the relevant theory is taught, and thereafter students are afforded the opportunity to apply this practically: we allow for not just the know-how, but the do-how. This is rarely afforded prior to entering the professional world.” And what is Papadopoulos’ view regarding the responsibility of private stakeholders being dynamically involved in the nurturing of school children, preparing them for their professional life to come? “It’s paramount. Ultimately, JA Cyprus has been founded by individuals, not companies. I, for example, am involved both in a personal capacity and as a representative of Hellenic Bank. “One entity that has continuously supported the project is the University of Nicosia. It has been a main point of action, hosting all of our innovation camps. “Besides providing money, the sponsors of JA Cyprus (for 2013-2014, these are Piraeus Bank, Deloitte, M.S. Jacovides, Metro, Hellenic Bank, Bionic, Helix Business Incubator, Microsoft, the US Embassy, and the University of Nicosia) also supply mentors, approximately two per school: managers, for example, with great business experience, who offer their guidance and assistance to both students and teachers.” When asked as to how JA Cyprus may now grow, having successfully penetrated the school system, Papadopoulos explains: “Our plans for the future include extending this programme to primary schools and middle schools, as well as universities. “However, we want it to be a controlled expansion, to keep the quality high. Initially, within the next year, I foresee us expanding the programme to more schools representing our current targeted age bracket, as well as instigating the university programme. We also plan on holding more one-day innovation camps.” Growth, Papadopoulos explains, may also come in the form of an expanded JA Cyprus team. “By offering the right support, others may join the board, which is responsible for setting the guidelines; sponsors, meanwhile, fund the programme and provide mentors. “We’re even looking for sponsors to lend their name to a specific award in the national competition.
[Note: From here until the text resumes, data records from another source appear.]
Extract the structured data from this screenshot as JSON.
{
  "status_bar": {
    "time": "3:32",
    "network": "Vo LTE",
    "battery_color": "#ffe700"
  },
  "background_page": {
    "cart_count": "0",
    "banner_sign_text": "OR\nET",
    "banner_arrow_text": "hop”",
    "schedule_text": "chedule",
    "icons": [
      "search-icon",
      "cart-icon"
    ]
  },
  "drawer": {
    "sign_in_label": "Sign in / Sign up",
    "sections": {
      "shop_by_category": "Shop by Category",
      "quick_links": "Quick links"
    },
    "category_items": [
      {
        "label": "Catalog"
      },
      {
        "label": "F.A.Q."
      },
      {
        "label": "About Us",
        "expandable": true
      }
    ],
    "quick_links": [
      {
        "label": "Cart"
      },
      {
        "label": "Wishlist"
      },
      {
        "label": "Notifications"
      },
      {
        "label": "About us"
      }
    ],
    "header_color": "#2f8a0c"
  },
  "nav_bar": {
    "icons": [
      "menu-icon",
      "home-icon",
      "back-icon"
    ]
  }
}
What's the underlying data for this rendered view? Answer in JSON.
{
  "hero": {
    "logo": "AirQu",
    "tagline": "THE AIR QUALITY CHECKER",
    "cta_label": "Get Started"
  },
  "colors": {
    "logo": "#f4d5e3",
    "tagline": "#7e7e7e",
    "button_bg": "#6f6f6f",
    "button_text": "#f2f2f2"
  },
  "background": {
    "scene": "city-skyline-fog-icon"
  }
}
We fully welcome participation from the business community: a small investment can truly give back immeasurably.”

Junior Achievement Cyprus  

The ABC of business education in Cyprus

Junior Achievement Cyprus  

The ABC of business education in Cyprus